Which lines below contain "true"? Pull them out.
======== Record set ========
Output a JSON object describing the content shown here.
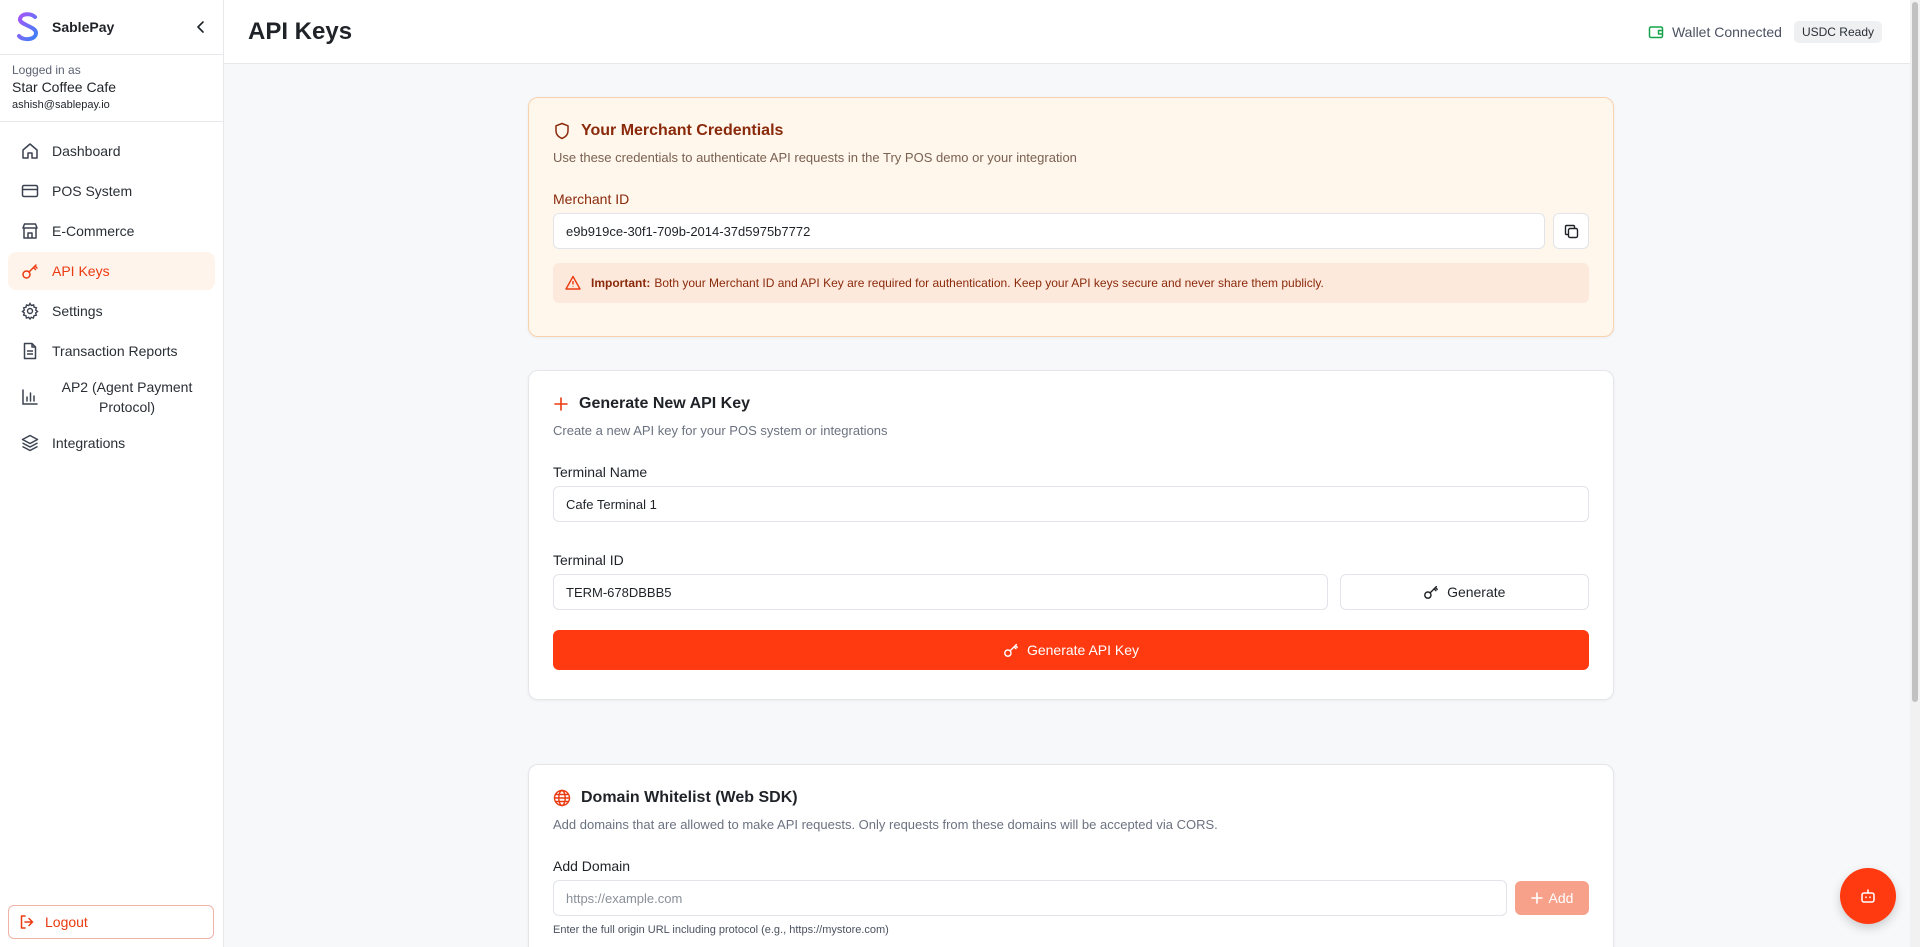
{
  "brand": {
    "name": "SablePay"
  },
  "account": {
    "logged_in_label": "Logged in as",
    "business": "Star Coffee Cafe",
    "email": "ashish@sablepay.io"
  },
  "nav": [
    {
      "label": "Dashboard",
      "icon": "home-icon"
    },
    {
      "label": "POS System",
      "icon": "credit-card-icon"
    },
    {
      "label": "E-Commerce",
      "icon": "store-icon"
    },
    {
      "label": "API Keys",
      "icon": "key-icon",
      "active": true
    },
    {
      "label": "Settings",
      "icon": "gear-icon"
    },
    {
      "label": "Transaction Reports",
      "icon": "file-icon"
    },
    {
      "label": "AP2 (Agent Payment Protocol)",
      "icon": "bar-chart-icon"
    },
    {
      "label": "Integrations",
      "icon": "layers-icon"
    }
  ],
  "logout_label": "Logout",
  "header": {
    "title": "API Keys",
    "wallet_status": "Wallet Connected",
    "usdc_badge": "USDC Ready"
  },
  "credentials": {
    "title": "Your Merchant Credentials",
    "subtitle": "Use these credentials to authenticate API requests in the Try POS demo or your integration",
    "merchant_id_label": "Merchant ID",
    "merchant_id": "e9b919ce-30f1-709b-2014-37d5975b7772",
    "alert_strong": "Important:",
    "alert_text": "Both your Merchant ID and API Key are required for authentication. Keep your API keys secure and never share them publicly."
  },
  "generate": {
    "title": "Generate New API Key",
    "subtitle": "Create a new API key for your POS system or integrations",
    "terminal_name_label": "Terminal Name",
    "terminal_name": "Cafe Terminal 1",
    "terminal_id_label": "Terminal ID",
    "terminal_id": "TERM-678DBBB5",
    "generate_button": "Generate",
    "generate_api_key_button": "Generate API Key"
  },
  "domains": {
    "title": "Domain Whitelist (Web SDK)",
    "subtitle": "Add domains that are allowed to make API requests. Only requests from these domains will be accepted via CORS.",
    "add_label": "Add Domain",
    "placeholder": "https://example.com",
    "add_button": "Add",
    "hint": "Enter the full origin URL including protocol (e.g., https://mystore.com)"
  },
  "colors": {
    "accent": "#ff3a10",
    "active_bg": "#fff4ec",
    "credentials_bg": "#fff6ec",
    "wallet_green": "#16a34a"
  }
}
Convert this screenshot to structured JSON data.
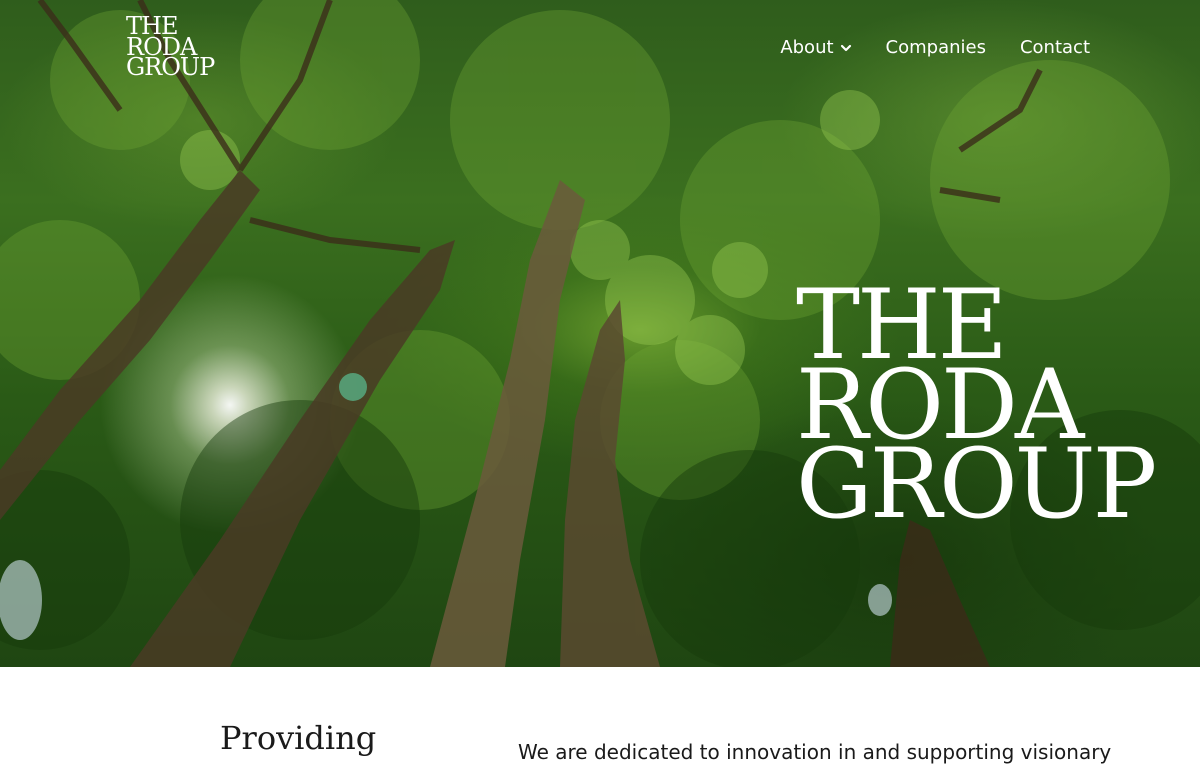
{
  "brand": {
    "logo_lines": [
      "THE",
      "RODA",
      "GROUP"
    ]
  },
  "nav": {
    "items": [
      {
        "label": "About",
        "has_dropdown": true
      },
      {
        "label": "Companies",
        "has_dropdown": false
      },
      {
        "label": "Contact",
        "has_dropdown": false
      }
    ]
  },
  "hero": {
    "title_lines": [
      "THE",
      "RODA",
      "GROUP"
    ]
  },
  "section": {
    "heading": "Providing",
    "intro_text": "We are dedicated to innovation in and supporting visionary"
  },
  "colors": {
    "nav_text": "#ffffff",
    "canopy_dark": "#1f4612",
    "canopy_light": "#8fc24a",
    "body_text": "#1a1a1a"
  }
}
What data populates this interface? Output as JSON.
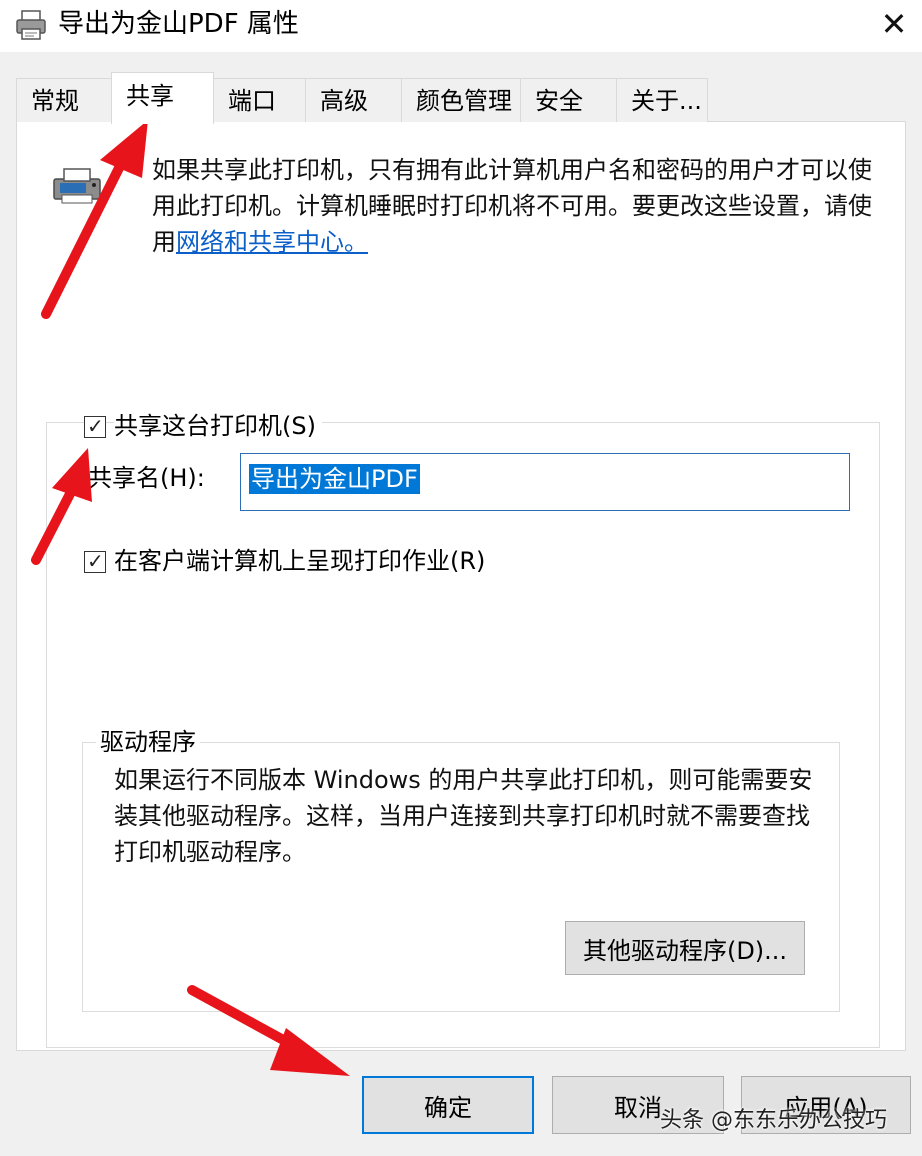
{
  "window": {
    "title": "导出为金山PDF 属性",
    "close_glyph": "✕"
  },
  "tabs": [
    {
      "label": "常规",
      "active": false
    },
    {
      "label": "共享",
      "active": true
    },
    {
      "label": "端口",
      "active": false
    },
    {
      "label": "高级",
      "active": false
    },
    {
      "label": "颜色管理",
      "active": false
    },
    {
      "label": "安全",
      "active": false
    },
    {
      "label": "关于...",
      "active": false
    }
  ],
  "sharing": {
    "info_text": "如果共享此打印机，只有拥有此计算机用户名和密码的用户才可以使用此打印机。计算机睡眠时打印机将不可用。要更改这些设置，请使用",
    "info_link": "网络和共享中心。",
    "share_checkbox_label": "共享这台打印机(S)",
    "share_checked": true,
    "share_name_label": "共享名(H):",
    "share_name_value": "导出为金山PDF",
    "render_checkbox_label": "在客户端计算机上呈现打印作业(R)",
    "render_checked": true
  },
  "drivers": {
    "group_title": "驱动程序",
    "description": "如果运行不同版本 Windows 的用户共享此打印机，则可能需要安装其他驱动程序。这样，当用户连接到共享打印机时就不需要查找打印机驱动程序。",
    "additional_drivers_button": "其他驱动程序(D)..."
  },
  "buttons": {
    "ok": "确定",
    "cancel": "取消",
    "apply": "应用(A)"
  },
  "watermark": "头条 @东东乐办公技巧",
  "colors": {
    "accent": "#0078d7",
    "link": "#0a5fc8",
    "annotation_arrow": "#e8141b"
  },
  "icons": {
    "title": "printer-icon",
    "info": "printer-icon",
    "close": "close-icon",
    "check": "checkmark-icon"
  }
}
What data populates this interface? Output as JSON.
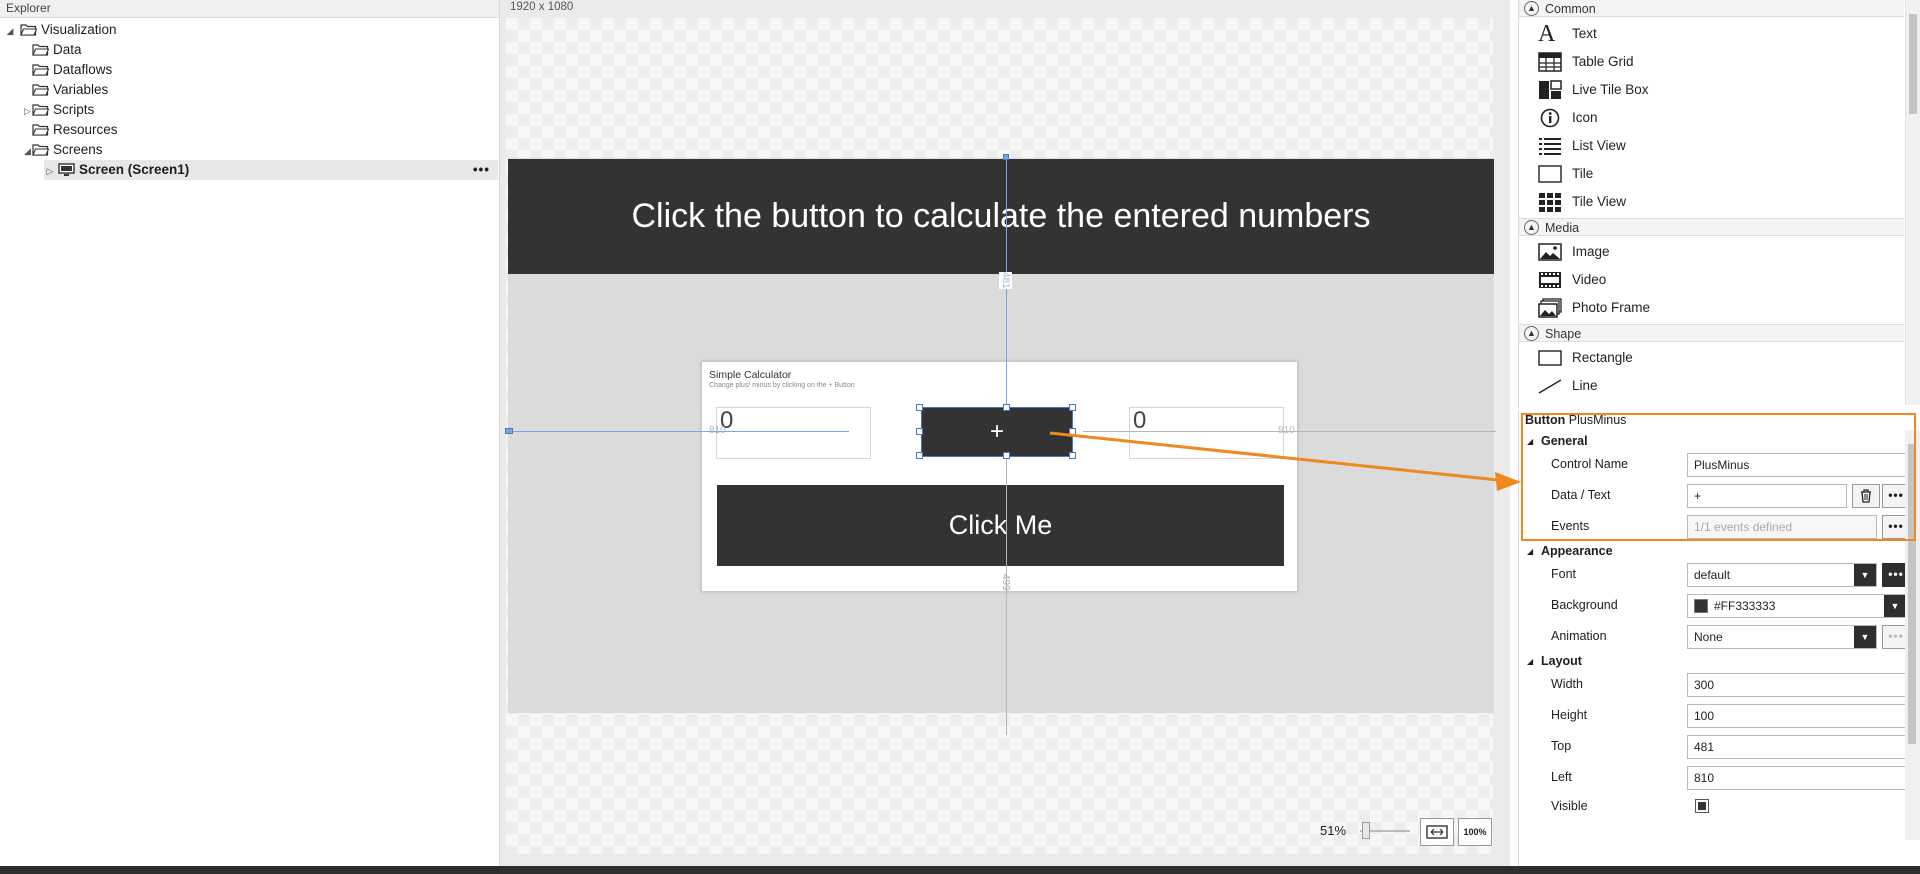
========
- [Output of the exercise]:
      "active": true
        "has_dropdown": true
      "active": true
    "share_checked": true,
    "render_checked": true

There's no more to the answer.